Task objective:
Reproduce the records. Keep every word exact and include no images.

==== Material supplied ====

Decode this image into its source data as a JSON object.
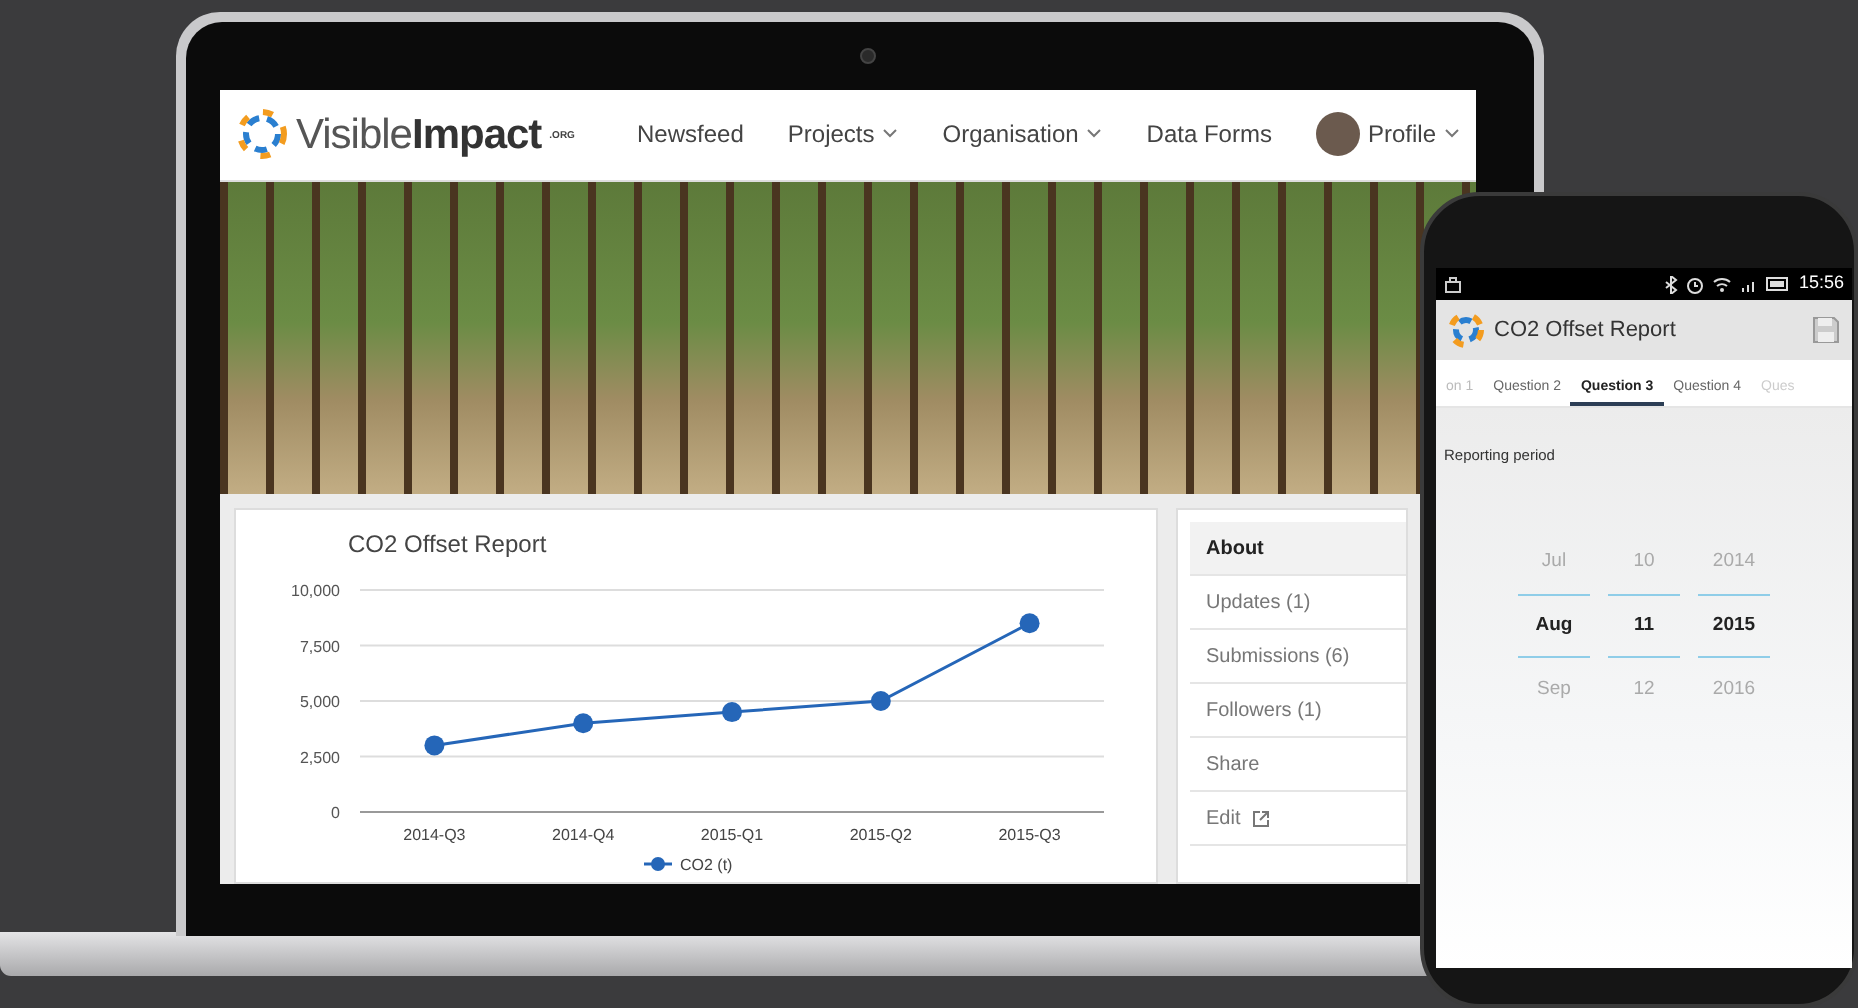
{
  "laptop": {
    "navbar": {
      "logo": {
        "name": "Visible**Impact**",
        "suffix": ".ORG"
      },
      "items": [
        {
          "label": "Newsfeed",
          "kind": "link"
        },
        {
          "label": "Projects",
          "kind": "dropdown"
        },
        {
          "label": "Organisation",
          "kind": "dropdown"
        },
        {
          "label": "Data Forms",
          "kind": "link"
        },
        {
          "label": "Profile",
          "kind": "profile"
        }
      ]
    },
    "chart_card": {
      "chart_data": {
        "type": "line",
        "title": "CO2 Offset Report",
        "categories": [
          "2014-Q3",
          "2014-Q4",
          "2015-Q1",
          "2015-Q2",
          "2015-Q3"
        ],
        "series": [
          {
            "name": "CO2 (t)",
            "color": "#2566b8",
            "marker": true,
            "values": [
              3000,
              4000,
              4500,
              5000,
              8500
            ]
          }
        ],
        "grid": true,
        "ylim": [
          0,
          10000
        ],
        "yticks": [
          {
            "value": 0,
            "label": "0"
          },
          {
            "value": 2500,
            "label": "2,500"
          },
          {
            "value": 5000,
            "label": "5,000"
          },
          {
            "value": 7500,
            "label": "7,500"
          },
          {
            "value": 10000,
            "label": "10,000"
          }
        ]
      }
    },
    "side_nav": [
      {
        "label": "About",
        "selected": true,
        "external": false
      },
      {
        "label": "Updates (1)",
        "selected": false,
        "external": false
      },
      {
        "label": "Submissions (6)",
        "selected": false,
        "external": false
      },
      {
        "label": "Followers (1)",
        "selected": false,
        "external": false
      },
      {
        "label": "Share",
        "selected": false,
        "external": false
      },
      {
        "label": "Edit",
        "selected": false,
        "external": true
      }
    ]
  },
  "phone": {
    "status_bar": {
      "time": "15:56"
    },
    "app_bar": {
      "title": "CO2 Offset Report"
    },
    "tabs": [
      {
        "label": "on 1",
        "selected": false
      },
      {
        "label": "Question 2",
        "selected": false
      },
      {
        "label": "Question 3",
        "selected": true
      },
      {
        "label": "Question 4",
        "selected": false
      },
      {
        "label": "Ques",
        "selected": false
      }
    ],
    "field": {
      "label": "Reporting period"
    },
    "picker": {
      "columns": [
        {
          "options": [
            {
              "label": "Jul",
              "selected": false
            },
            {
              "label": "Aug",
              "selected": true
            },
            {
              "label": "Sep",
              "selected": false
            }
          ]
        },
        {
          "options": [
            {
              "label": "10",
              "selected": false
            },
            {
              "label": "11",
              "selected": true
            },
            {
              "label": "12",
              "selected": false
            }
          ]
        },
        {
          "options": [
            {
              "label": "2014",
              "selected": false
            },
            {
              "label": "2015",
              "selected": true
            },
            {
              "label": "2016",
              "selected": false
            }
          ]
        }
      ]
    }
  }
}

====

Output below:
Decode this image into its source data as a JSON object.
{
  "laptop": {
    "navbar": {
      "logo": {
        "name": "Visible**Impact**",
        "suffix": ".ORG"
      },
      "items": [
        {
          "label": "Newsfeed",
          "kind": "link"
        },
        {
          "label": "Projects",
          "kind": "dropdown"
        },
        {
          "label": "Organisation",
          "kind": "dropdown"
        },
        {
          "label": "Data Forms",
          "kind": "link"
        },
        {
          "label": "Profile",
          "kind": "profile"
        }
      ]
    },
    "chart_card": {
      "chart_data": {
        "type": "line",
        "title": "CO2 Offset Report",
        "categories": [
          "2014-Q3",
          "2014-Q4",
          "2015-Q1",
          "2015-Q2",
          "2015-Q3"
        ],
        "series": [
          {
            "name": "CO2 (t)",
            "color": "#2566b8",
            "marker": true,
            "values": [
              3000,
              4000,
              4500,
              5000,
              8500
            ]
          }
        ],
        "grid": true,
        "ylim": [
          0,
          10000
        ],
        "yticks": [
          {
            "value": 0,
            "label": "0"
          },
          {
            "value": 2500,
            "label": "2,500"
          },
          {
            "value": 5000,
            "label": "5,000"
          },
          {
            "value": 7500,
            "label": "7,500"
          },
          {
            "value": 10000,
            "label": "10,000"
          }
        ]
      }
    },
    "side_nav": [
      {
        "label": "About",
        "selected": true,
        "external": false
      },
      {
        "label": "Updates (1)",
        "selected": false,
        "external": false
      },
      {
        "label": "Submissions (6)",
        "selected": false,
        "external": false
      },
      {
        "label": "Followers (1)",
        "selected": false,
        "external": false
      },
      {
        "label": "Share",
        "selected": false,
        "external": false
      },
      {
        "label": "Edit",
        "selected": false,
        "external": true
      }
    ]
  },
  "phone": {
    "status_bar": {
      "time": "15:56"
    },
    "app_bar": {
      "title": "CO2 Offset Report"
    },
    "tabs": [
      {
        "label": "on 1",
        "selected": false
      },
      {
        "label": "Question 2",
        "selected": false
      },
      {
        "label": "Question 3",
        "selected": true
      },
      {
        "label": "Question 4",
        "selected": false
      },
      {
        "label": "Ques",
        "selected": false
      }
    ],
    "field": {
      "label": "Reporting period"
    },
    "picker": {
      "columns": [
        {
          "options": [
            {
              "label": "Jul",
              "selected": false
            },
            {
              "label": "Aug",
              "selected": true
            },
            {
              "label": "Sep",
              "selected": false
            }
          ]
        },
        {
          "options": [
            {
              "label": "10",
              "selected": false
            },
            {
              "label": "11",
              "selected": true
            },
            {
              "label": "12",
              "selected": false
            }
          ]
        },
        {
          "options": [
            {
              "label": "2014",
              "selected": false
            },
            {
              "label": "2015",
              "selected": true
            },
            {
              "label": "2016",
              "selected": false
            }
          ]
        }
      ]
    }
  }
}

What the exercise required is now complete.